Cluster Assembled Materials
It is now some 15 years since atomic clusters were first produced and investigated in laboratories. Since then, knowledge concerning clusters has enjoyed rapid and sustained growth, and cluster research has become a new branch of science.
The most prominent example is carbon, which exists not only in two crystalline forms, graphite and diamond, but also in a cluster-assembled structure, fullerite, where C60 units are arranged in a face-centered cubic lattice under normal conditions. Other carbon cluster units, such as C70, C84, C96 have also been assembled to form solids.

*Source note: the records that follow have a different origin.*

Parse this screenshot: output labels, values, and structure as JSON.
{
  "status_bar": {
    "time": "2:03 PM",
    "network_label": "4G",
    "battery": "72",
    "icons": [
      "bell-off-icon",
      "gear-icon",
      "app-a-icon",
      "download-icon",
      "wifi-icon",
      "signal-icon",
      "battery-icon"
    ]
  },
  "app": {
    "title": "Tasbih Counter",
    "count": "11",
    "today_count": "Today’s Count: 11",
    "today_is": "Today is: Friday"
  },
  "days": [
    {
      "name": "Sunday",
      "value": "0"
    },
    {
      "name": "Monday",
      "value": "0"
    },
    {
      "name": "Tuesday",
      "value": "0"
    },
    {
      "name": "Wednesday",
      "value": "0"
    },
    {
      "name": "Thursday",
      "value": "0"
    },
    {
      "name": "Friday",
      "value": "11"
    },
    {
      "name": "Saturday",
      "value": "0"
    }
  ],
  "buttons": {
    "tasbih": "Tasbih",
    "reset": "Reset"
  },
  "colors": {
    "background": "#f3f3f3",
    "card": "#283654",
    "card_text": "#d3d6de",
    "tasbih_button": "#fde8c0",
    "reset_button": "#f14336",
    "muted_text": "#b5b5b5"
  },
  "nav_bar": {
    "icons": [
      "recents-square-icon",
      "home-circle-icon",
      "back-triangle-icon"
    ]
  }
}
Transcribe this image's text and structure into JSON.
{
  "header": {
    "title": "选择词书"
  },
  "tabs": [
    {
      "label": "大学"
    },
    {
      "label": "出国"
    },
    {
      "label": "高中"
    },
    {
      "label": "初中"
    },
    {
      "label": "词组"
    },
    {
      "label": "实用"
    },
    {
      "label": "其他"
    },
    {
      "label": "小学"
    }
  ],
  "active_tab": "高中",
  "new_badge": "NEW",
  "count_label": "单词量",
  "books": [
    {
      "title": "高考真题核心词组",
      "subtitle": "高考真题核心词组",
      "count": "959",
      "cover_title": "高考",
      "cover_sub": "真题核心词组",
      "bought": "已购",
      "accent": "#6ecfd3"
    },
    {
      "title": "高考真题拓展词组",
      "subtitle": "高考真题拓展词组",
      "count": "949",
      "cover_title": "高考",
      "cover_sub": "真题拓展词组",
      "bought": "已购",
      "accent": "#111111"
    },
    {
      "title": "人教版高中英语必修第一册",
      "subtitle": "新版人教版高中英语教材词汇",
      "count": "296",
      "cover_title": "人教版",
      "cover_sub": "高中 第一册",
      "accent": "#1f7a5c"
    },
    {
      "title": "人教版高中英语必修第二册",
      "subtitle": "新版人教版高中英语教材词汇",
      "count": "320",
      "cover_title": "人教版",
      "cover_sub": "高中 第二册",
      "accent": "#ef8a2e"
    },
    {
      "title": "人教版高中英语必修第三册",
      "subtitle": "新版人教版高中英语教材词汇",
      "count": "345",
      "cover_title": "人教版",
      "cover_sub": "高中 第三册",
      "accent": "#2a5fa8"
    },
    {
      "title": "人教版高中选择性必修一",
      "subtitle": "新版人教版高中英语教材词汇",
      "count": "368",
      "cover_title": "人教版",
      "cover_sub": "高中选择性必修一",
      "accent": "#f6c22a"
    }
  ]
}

There is currently great interest in the prospect of producing new materials made up of small atomic clusters. Such cluster-assembled materials can differ significantly from their crystalline counterparts. Mechanical, electronic, optical and other properties are expected to be different for such assemblies, and this should make them good potential candidates as new building materials for electronic devices. Also, the quantum effects which occur in materials of small size and low dimension, impart special properties to these materials.